| LISTED ENTRIES |
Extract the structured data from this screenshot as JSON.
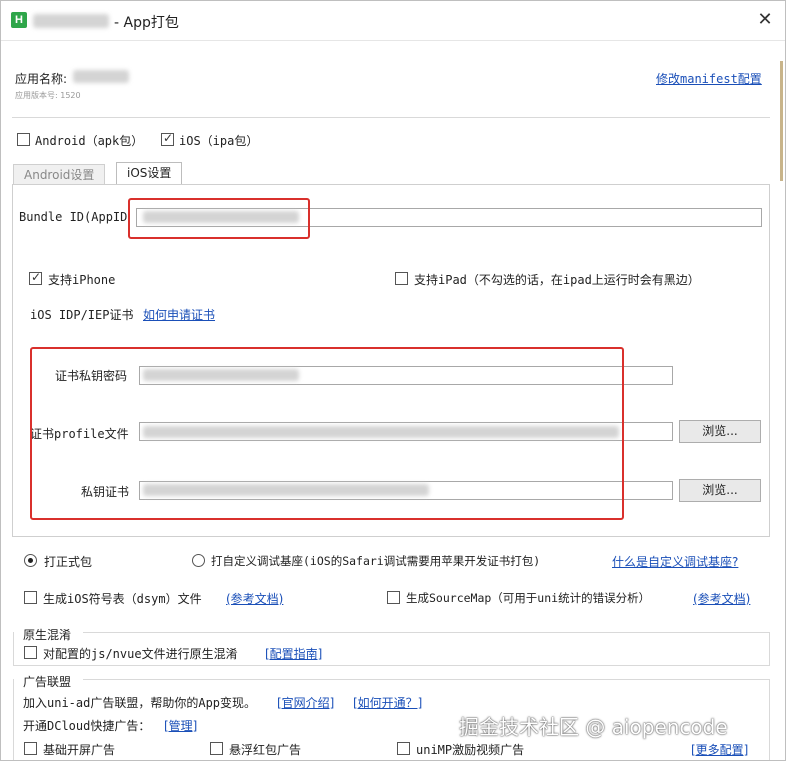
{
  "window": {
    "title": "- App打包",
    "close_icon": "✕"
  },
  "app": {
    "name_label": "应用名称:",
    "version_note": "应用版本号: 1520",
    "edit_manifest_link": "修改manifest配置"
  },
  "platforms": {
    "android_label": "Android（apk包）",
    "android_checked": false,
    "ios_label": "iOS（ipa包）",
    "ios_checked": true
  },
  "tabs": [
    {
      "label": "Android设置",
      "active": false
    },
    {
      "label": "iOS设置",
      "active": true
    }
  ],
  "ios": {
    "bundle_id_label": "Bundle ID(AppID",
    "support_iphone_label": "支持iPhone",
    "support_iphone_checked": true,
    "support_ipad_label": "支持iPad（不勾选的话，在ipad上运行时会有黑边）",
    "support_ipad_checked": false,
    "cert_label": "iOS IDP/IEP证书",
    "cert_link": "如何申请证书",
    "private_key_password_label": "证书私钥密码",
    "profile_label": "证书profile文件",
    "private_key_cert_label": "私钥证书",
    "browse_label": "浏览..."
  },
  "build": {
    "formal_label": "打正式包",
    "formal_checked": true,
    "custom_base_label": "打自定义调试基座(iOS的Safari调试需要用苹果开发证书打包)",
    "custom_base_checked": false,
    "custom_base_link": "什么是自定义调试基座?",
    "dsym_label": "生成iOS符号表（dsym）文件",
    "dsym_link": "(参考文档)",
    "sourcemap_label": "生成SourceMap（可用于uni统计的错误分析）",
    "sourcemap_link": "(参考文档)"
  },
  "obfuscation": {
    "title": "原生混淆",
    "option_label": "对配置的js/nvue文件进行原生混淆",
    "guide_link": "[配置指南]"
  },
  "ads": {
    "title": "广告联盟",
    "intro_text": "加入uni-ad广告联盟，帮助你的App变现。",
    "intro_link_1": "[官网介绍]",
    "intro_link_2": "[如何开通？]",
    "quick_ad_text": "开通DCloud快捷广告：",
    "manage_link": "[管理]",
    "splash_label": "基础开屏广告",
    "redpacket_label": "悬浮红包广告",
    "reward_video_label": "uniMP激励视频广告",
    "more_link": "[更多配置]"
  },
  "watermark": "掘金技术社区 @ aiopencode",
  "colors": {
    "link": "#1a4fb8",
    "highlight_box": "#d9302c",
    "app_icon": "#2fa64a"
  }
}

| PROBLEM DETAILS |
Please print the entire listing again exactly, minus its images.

| WRITTEN RESPONSE |
Extract the structured data from this screenshot as JSON.
{
  "window": {
    "title": "- App打包",
    "close_icon": "✕"
  },
  "app": {
    "name_label": "应用名称:",
    "version_note": "应用版本号: 1520",
    "edit_manifest_link": "修改manifest配置"
  },
  "platforms": {
    "android_label": "Android（apk包）",
    "android_checked": false,
    "ios_label": "iOS（ipa包）",
    "ios_checked": true
  },
  "tabs": [
    {
      "label": "Android设置",
      "active": false
    },
    {
      "label": "iOS设置",
      "active": true
    }
  ],
  "ios": {
    "bundle_id_label": "Bundle ID(AppID",
    "support_iphone_label": "支持iPhone",
    "support_iphone_checked": true,
    "support_ipad_label": "支持iPad（不勾选的话，在ipad上运行时会有黑边）",
    "support_ipad_checked": false,
    "cert_label": "iOS IDP/IEP证书",
    "cert_link": "如何申请证书",
    "private_key_password_label": "证书私钥密码",
    "profile_label": "证书profile文件",
    "private_key_cert_label": "私钥证书",
    "browse_label": "浏览..."
  },
  "build": {
    "formal_label": "打正式包",
    "formal_checked": true,
    "custom_base_label": "打自定义调试基座(iOS的Safari调试需要用苹果开发证书打包)",
    "custom_base_checked": false,
    "custom_base_link": "什么是自定义调试基座?",
    "dsym_label": "生成iOS符号表（dsym）文件",
    "dsym_link": "(参考文档)",
    "sourcemap_label": "生成SourceMap（可用于uni统计的错误分析）",
    "sourcemap_link": "(参考文档)"
  },
  "obfuscation": {
    "title": "原生混淆",
    "option_label": "对配置的js/nvue文件进行原生混淆",
    "guide_link": "[配置指南]"
  },
  "ads": {
    "title": "广告联盟",
    "intro_text": "加入uni-ad广告联盟，帮助你的App变现。",
    "intro_link_1": "[官网介绍]",
    "intro_link_2": "[如何开通？]",
    "quick_ad_text": "开通DCloud快捷广告：",
    "manage_link": "[管理]",
    "splash_label": "基础开屏广告",
    "redpacket_label": "悬浮红包广告",
    "reward_video_label": "uniMP激励视频广告",
    "more_link": "[更多配置]"
  },
  "watermark": "掘金技术社区 @ aiopencode",
  "colors": {
    "link": "#1a4fb8",
    "highlight_box": "#d9302c",
    "app_icon": "#2fa64a"
  }
}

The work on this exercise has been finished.